When a line in the entries below contains the word "think", copy that line.
==== Task data ====
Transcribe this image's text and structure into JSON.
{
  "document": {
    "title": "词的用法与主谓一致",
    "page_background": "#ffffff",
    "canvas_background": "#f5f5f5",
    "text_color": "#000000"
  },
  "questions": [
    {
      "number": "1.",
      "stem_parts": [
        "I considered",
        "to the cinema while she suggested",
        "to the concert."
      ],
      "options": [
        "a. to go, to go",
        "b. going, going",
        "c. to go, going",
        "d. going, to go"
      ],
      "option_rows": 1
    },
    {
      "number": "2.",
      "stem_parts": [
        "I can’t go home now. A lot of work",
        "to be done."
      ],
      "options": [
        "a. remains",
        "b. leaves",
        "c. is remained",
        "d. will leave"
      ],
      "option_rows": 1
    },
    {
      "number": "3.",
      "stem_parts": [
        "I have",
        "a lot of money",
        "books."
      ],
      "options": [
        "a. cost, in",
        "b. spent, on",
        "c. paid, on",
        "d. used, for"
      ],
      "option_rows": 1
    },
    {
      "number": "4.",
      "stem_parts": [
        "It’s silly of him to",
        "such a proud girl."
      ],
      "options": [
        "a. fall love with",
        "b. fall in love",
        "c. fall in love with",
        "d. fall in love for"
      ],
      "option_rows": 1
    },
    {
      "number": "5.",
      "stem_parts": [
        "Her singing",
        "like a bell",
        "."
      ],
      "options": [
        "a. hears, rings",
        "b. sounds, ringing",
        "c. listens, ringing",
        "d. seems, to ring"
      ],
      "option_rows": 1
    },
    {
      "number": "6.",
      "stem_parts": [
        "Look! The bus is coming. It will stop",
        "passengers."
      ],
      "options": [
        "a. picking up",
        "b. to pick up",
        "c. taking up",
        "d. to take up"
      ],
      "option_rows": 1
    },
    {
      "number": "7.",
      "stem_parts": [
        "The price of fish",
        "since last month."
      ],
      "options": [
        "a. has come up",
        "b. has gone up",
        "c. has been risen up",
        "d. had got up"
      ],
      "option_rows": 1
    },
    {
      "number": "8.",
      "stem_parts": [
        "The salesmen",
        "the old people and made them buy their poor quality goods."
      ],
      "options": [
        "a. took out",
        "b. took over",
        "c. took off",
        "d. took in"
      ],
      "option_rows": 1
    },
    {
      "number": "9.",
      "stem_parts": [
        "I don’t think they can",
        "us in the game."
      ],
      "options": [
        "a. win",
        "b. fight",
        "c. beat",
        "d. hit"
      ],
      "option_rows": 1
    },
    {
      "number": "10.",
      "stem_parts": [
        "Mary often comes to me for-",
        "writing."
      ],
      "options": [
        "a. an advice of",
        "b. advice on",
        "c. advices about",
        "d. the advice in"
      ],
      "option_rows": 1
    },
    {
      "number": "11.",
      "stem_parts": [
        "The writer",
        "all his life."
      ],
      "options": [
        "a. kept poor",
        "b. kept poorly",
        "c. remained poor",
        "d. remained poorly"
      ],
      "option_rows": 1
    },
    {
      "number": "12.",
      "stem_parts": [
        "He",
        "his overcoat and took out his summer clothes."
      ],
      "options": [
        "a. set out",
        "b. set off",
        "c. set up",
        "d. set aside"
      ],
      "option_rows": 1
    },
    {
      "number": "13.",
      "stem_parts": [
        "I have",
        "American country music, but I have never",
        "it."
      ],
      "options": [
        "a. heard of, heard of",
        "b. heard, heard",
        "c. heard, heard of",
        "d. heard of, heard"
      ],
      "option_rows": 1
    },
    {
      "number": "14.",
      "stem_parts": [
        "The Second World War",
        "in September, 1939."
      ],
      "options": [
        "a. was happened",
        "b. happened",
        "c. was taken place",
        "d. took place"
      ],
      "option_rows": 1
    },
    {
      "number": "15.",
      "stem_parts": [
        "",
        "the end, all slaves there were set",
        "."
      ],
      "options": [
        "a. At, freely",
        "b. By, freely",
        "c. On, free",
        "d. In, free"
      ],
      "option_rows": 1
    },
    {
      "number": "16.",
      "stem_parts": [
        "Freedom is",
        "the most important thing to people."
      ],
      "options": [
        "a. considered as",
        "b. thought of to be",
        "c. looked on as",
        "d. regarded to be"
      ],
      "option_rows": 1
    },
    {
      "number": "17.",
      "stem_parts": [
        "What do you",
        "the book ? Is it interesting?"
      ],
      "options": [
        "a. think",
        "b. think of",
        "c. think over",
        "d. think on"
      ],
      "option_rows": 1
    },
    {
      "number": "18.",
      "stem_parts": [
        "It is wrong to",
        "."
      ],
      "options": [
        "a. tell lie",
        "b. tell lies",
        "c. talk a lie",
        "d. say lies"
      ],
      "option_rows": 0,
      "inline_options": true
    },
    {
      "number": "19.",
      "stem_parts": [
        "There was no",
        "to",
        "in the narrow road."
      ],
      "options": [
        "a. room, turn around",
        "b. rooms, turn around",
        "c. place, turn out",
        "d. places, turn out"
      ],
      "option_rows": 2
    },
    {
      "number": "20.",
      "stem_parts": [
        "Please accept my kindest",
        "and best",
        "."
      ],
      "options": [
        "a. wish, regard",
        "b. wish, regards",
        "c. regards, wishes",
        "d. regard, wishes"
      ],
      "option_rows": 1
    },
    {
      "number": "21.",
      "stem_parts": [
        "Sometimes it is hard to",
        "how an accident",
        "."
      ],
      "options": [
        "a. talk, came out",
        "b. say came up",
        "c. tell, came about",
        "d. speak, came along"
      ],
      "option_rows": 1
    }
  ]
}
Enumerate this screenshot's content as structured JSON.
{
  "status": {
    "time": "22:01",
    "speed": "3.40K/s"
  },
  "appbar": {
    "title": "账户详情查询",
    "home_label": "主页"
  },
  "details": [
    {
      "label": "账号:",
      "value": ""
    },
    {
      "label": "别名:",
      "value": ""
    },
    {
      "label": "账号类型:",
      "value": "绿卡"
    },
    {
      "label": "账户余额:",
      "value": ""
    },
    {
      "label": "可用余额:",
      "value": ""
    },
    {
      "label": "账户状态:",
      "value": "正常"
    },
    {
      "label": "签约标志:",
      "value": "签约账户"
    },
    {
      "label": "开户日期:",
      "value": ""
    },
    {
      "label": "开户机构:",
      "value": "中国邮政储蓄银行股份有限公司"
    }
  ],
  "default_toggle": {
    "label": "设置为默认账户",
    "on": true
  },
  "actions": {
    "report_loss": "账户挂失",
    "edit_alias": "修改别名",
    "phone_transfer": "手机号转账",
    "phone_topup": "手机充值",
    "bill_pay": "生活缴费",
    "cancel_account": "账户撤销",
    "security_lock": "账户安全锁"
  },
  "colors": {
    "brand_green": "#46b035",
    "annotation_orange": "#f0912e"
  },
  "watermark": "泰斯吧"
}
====
Reply to the exercise
        "I don’t think they can",
        "a. think",
        "b. think of",
        "c. think over",
        "d. think on"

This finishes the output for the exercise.